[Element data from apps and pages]
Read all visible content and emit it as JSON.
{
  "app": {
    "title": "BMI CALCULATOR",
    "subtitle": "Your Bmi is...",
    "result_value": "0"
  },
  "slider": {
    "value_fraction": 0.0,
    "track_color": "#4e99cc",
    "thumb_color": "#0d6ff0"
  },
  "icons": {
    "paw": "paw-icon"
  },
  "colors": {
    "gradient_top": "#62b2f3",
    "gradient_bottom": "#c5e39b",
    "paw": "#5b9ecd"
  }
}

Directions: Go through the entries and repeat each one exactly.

Written response:
Read all visible content and emit it as JSON.
{
  "app": {
    "title": "BMI CALCULATOR",
    "subtitle": "Your Bmi is...",
    "result_value": "0"
  },
  "slider": {
    "value_fraction": 0.0,
    "track_color": "#4e99cc",
    "thumb_color": "#0d6ff0"
  },
  "icons": {
    "paw": "paw-icon"
  },
  "colors": {
    "gradient_top": "#62b2f3",
    "gradient_bottom": "#c5e39b",
    "paw": "#5b9ecd"
  }
}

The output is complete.